Off-highway cabs are never going to be sanctuaries of silence, but they’re getting closer. Elements as diverse as glass, electronics and push buttons are being selected in part for their benefits in reducing sound levels.
Regulators have taken aim at external noise from engines and hydraulics, bringing significant benefits for operators. As design engineers work on engines, frames and interior components, they’re focusing on making cabs quieter to reduce noises that can cause stress.
Design tools are a critical factor in these efforts. FEV North America utilizes tools like its proprietary Vehicle Interior Noise Simulation software to optimize interior noise levels and sound quality. This time-domain transfer path analysis tool helps developers reduce noise levels by managing pathways for sound.

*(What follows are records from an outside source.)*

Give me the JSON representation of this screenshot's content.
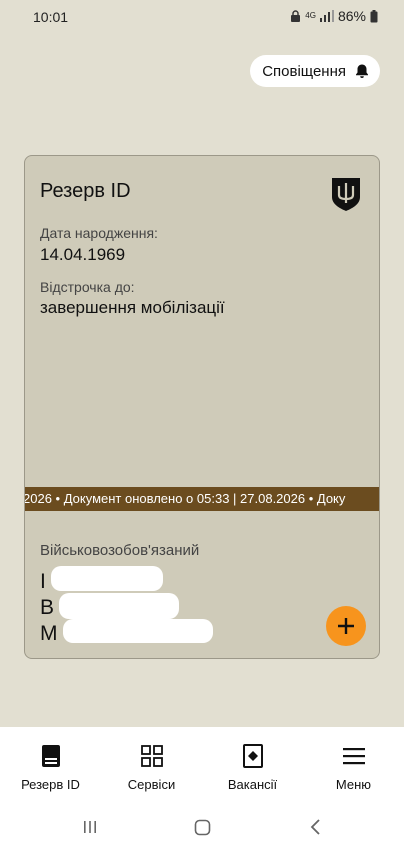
{
  "status_bar": {
    "time": "10:01",
    "network": "4G",
    "battery": "86%"
  },
  "header": {
    "notifications_label": "Сповіщення"
  },
  "card": {
    "title": "Резерв ID",
    "birth_date_label": "Дата народження:",
    "birth_date": "14.04.1969",
    "deferral_label": "Відстрочка до:",
    "deferral_value": "завершення мобілізації",
    "ticker_text": "2026 • Документ оновлено о 05:33 | 27.08.2026 • Доку",
    "status": "Військовозобов'язаний",
    "name_line_1": "І",
    "name_line_2": "В                     ир",
    "name_line_3": "М"
  },
  "bottom_nav": {
    "items": [
      {
        "label": "Резерв ID",
        "icon": "document-icon"
      },
      {
        "label": "Сервіси",
        "icon": "grid-icon"
      },
      {
        "label": "Вакансії",
        "icon": "vacancy-icon"
      },
      {
        "label": "Меню",
        "icon": "menu-icon"
      }
    ]
  },
  "colors": {
    "background": "#e2dfd1",
    "card": "#cfcbb9",
    "ticker": "#6b4c1f",
    "accent": "#f7941d"
  }
}
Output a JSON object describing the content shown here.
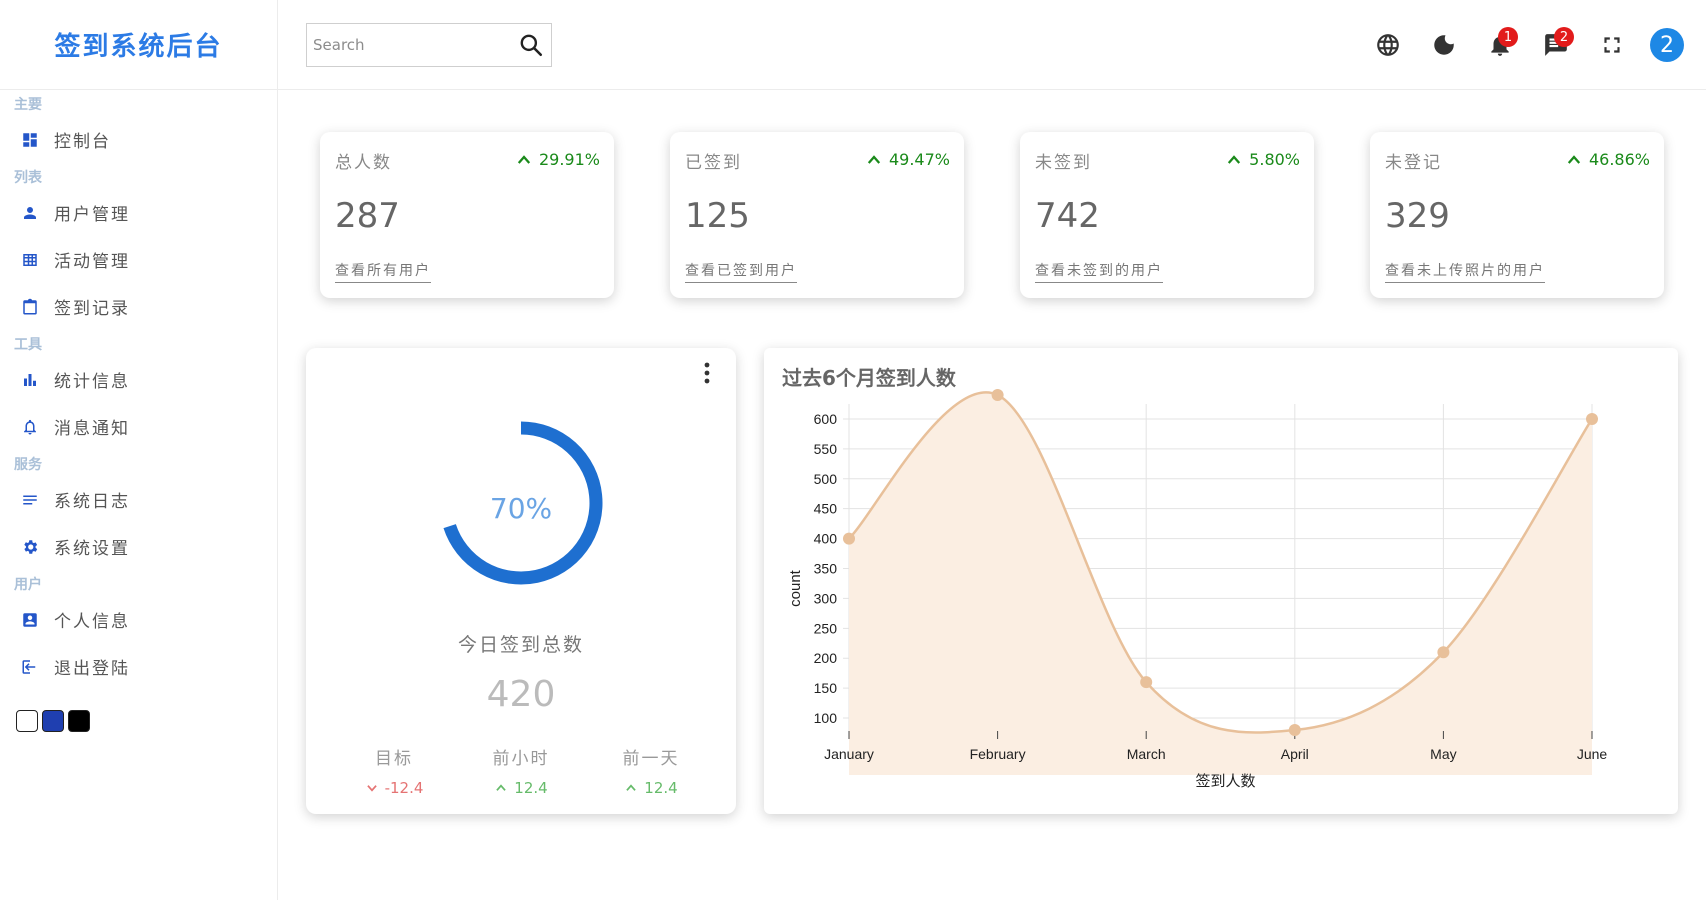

“This allows us to identify potential areas of noise, vibration and harshness (NVH) improvement by identifying the most relevant airborne and structure-borne sources and noise paths, which contribute to interior sound quality,” said Stephan Tarnutzer, Vice President of Electronics at FEV. “Many applications currently applied to automotive technology can be integrated to mitigate in-cab noise, such as active vibration reduction (e.g., active powertrain mounts) and active noise control, including sound enhancements and noise cancellation technologies.”
The shift from hydraulic to electronic joysticks has made a significant improvement in many fields. That transition is expected to continue as excavators and other vehicles adopt digital controls.
“Hydraulics means noise; the noise of hydraulic pumps gets louder as other parameters get quieter,” said Rüediger Hüttmann, Product Manager at Danfoss. “People want to get these pumps out of the cabin.”
Even the clicks from push buttons are changing as the sound of silence becomes more important. The trend to lower volumes extends down to the push buttons in joysticks and elsewhere. Switch designers say they’re increasingly being asked to design components that provide physical feedback that doesn’t include a loud click.
“Some companies want quiet actuation, others want loud audio feedback, though things are going to quieter operations in general,” said Owen Camden, Director of Product Management and Marketing at C&K Components. “We can do things with domes, actuators and materials to provide the full gamut of sounds and physical feedback.”
When joysticks, steering and other controls transition to by-wire technologies, operators lose the feedback they’ve relied on for years. That’s forcing system designers to come up with techniques that give operators response so they know how operating parameters are changing.
“Haptics and dynamic force feedback help us simulate hydraulic joysticks,” Hüttmann said. “They bring back the feelings that go away when electronics replace hydraulics.”
Many cabs use more glass to give operators more visibility into work areas. That adds to the challenge of engineers tasked with blocking sounds.
“Typical enablers include increased glass thickness or tuning of the polyvinyl butyral damping material between layers of glass to mitigate any identified NVH deficiencies,” Tarnutzer said. “Two typical approaches are used in the development of vehicle acoustic packages: blocking noise by using dense barrier material or absorbing noise using lighter open cell materials for acoustic energy reduction.”